Exercise objective
Could you print the data that follows exactly as given?

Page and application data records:
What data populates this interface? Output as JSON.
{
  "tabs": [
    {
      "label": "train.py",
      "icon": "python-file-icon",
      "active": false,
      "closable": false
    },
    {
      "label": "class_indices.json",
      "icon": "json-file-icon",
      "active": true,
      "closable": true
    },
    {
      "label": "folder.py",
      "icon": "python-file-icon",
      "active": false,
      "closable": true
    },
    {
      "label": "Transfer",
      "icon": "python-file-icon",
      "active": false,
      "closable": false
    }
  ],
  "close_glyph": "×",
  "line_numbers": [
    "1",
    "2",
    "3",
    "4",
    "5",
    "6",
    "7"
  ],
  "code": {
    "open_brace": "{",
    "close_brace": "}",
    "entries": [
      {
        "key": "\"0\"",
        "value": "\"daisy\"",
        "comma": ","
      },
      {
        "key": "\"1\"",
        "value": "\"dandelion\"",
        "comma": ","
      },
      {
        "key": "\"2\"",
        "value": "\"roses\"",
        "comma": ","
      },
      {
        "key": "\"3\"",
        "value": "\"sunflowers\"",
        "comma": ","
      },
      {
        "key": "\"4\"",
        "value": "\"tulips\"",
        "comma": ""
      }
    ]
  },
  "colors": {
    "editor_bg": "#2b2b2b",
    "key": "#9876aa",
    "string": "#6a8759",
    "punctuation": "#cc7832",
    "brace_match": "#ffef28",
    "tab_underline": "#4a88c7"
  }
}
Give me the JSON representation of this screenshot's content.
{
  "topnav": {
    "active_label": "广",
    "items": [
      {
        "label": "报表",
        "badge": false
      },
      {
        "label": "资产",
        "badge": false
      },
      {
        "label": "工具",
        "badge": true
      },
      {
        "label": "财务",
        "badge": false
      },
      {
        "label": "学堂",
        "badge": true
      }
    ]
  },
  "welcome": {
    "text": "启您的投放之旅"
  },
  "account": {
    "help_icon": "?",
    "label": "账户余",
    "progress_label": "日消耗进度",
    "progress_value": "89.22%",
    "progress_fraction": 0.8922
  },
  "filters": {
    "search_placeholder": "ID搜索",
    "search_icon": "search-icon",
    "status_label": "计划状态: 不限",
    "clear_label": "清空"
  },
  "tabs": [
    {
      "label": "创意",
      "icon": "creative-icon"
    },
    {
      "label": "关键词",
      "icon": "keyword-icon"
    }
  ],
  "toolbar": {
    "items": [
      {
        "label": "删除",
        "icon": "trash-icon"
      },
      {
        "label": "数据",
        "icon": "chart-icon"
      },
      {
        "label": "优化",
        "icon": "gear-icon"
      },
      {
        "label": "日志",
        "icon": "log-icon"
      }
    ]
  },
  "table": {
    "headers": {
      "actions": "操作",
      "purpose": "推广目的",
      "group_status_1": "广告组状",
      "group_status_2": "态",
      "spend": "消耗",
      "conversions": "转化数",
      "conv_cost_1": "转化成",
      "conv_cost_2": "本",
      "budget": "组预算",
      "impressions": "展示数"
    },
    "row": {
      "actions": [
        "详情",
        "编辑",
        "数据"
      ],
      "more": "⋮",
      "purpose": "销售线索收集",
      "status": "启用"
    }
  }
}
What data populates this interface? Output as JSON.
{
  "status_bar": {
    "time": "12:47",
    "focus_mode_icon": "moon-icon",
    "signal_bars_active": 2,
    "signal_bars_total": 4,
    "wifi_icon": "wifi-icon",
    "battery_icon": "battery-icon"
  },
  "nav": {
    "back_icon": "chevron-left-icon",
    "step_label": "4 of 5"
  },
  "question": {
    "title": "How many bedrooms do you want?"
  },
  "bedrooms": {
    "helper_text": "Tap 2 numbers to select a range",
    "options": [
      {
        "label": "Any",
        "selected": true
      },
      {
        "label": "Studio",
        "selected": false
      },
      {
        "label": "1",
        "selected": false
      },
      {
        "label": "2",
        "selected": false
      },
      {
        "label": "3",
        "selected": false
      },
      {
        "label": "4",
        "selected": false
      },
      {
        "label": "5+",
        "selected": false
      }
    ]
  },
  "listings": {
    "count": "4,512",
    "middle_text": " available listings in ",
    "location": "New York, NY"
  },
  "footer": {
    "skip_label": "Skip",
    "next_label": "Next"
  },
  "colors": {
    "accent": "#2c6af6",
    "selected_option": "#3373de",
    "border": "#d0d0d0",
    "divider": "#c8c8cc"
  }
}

Answer space
What data populates this interface? Output as JSON.
{
  "tabs": [
    {
      "label": "train.py",
      "icon": "python-file-icon",
      "active": false,
      "closable": false
    },
    {
      "label": "class_indices.json",
      "icon": "json-file-icon",
      "active": true,
      "closable": true
    },
    {
      "label": "folder.py",
      "icon": "python-file-icon",
      "active": false,
      "closable": true
    },
    {
      "label": "Transfer",
      "icon": "python-file-icon",
      "active": false,
      "closable": false
    }
  ],
  "close_glyph": "×",
  "line_numbers": [
    "1",
    "2",
    "3",
    "4",
    "5",
    "6",
    "7"
  ],
  "code": {
    "open_brace": "{",
    "close_brace": "}",
    "entries": [
      {
        "key": "\"0\"",
        "value": "\"daisy\"",
        "comma": ","
      },
      {
        "key": "\"1\"",
        "value": "\"dandelion\"",
        "comma": ","
      },
      {
        "key": "\"2\"",
        "value": "\"roses\"",
        "comma": ","
      },
      {
        "key": "\"3\"",
        "value": "\"sunflowers\"",
        "comma": ","
      },
      {
        "key": "\"4\"",
        "value": "\"tulips\"",
        "comma": ""
      }
    ]
  },
  "colors": {
    "editor_bg": "#2b2b2b",
    "key": "#9876aa",
    "string": "#6a8759",
    "punctuation": "#cc7832",
    "brace_match": "#ffef28",
    "tab_underline": "#4a88c7"
  }
}
Give me the JSON representation of this screenshot's content.
{
  "topnav": {
    "active_label": "广",
    "items": [
      {
        "label": "报表",
        "badge": false
      },
      {
        "label": "资产",
        "badge": false
      },
      {
        "label": "工具",
        "badge": true
      },
      {
        "label": "财务",
        "badge": false
      },
      {
        "label": "学堂",
        "badge": true
      }
    ]
  },
  "welcome": {
    "text": "启您的投放之旅"
  },
  "account": {
    "help_icon": "?",
    "label": "账户余",
    "progress_label": "日消耗进度",
    "progress_value": "89.22%",
    "progress_fraction": 0.8922
  },
  "filters": {
    "search_placeholder": "ID搜索",
    "search_icon": "search-icon",
    "status_label": "计划状态: 不限",
    "clear_label": "清空"
  },
  "tabs": [
    {
      "label": "创意",
      "icon": "creative-icon"
    },
    {
      "label": "关键词",
      "icon": "keyword-icon"
    }
  ],
  "toolbar": {
    "items": [
      {
        "label": "删除",
        "icon": "trash-icon"
      },
      {
        "label": "数据",
        "icon": "chart-icon"
      },
      {
        "label": "优化",
        "icon": "gear-icon"
      },
      {
        "label": "日志",
        "icon": "log-icon"
      }
    ]
  },
  "table": {
    "headers": {
      "actions": "操作",
      "purpose": "推广目的",
      "group_status_1": "广告组状",
      "group_status_2": "态",
      "spend": "消耗",
      "conversions": "转化数",
      "conv_cost_1": "转化成",
      "conv_cost_2": "本",
      "budget": "组预算",
      "impressions": "展示数"
    },
    "row": {
      "actions": [
        "详情",
        "编辑",
        "数据"
      ],
      "more": "⋮",
      "purpose": "销售线索收集",
      "status": "启用"
    }
  }
}
What data populates this interface? Output as JSON.
{
  "status_bar": {
    "time": "12:47",
    "focus_mode_icon": "moon-icon",
    "signal_bars_active": 2,
    "signal_bars_total": 4,
    "wifi_icon": "wifi-icon",
    "battery_icon": "battery-icon"
  },
  "nav": {
    "back_icon": "chevron-left-icon",
    "step_label": "4 of 5"
  },
  "question": {
    "title": "How many bedrooms do you want?"
  },
  "bedrooms": {
    "helper_text": "Tap 2 numbers to select a range",
    "options": [
      {
        "label": "Any",
        "selected": true
      },
      {
        "label": "Studio",
        "selected": false
      },
      {
        "label": "1",
        "selected": false
      },
      {
        "label": "2",
        "selected": false
      },
      {
        "label": "3",
        "selected": false
      },
      {
        "label": "4",
        "selected": false
      },
      {
        "label": "5+",
        "selected": false
      }
    ]
  },
  "listings": {
    "count": "4,512",
    "middle_text": " available listings in ",
    "location": "New York, NY"
  },
  "footer": {
    "skip_label": "Skip",
    "next_label": "Next"
  },
  "colors": {
    "accent": "#2c6af6",
    "selected_option": "#3373de",
    "border": "#d0d0d0",
    "divider": "#c8c8cc"
  }
}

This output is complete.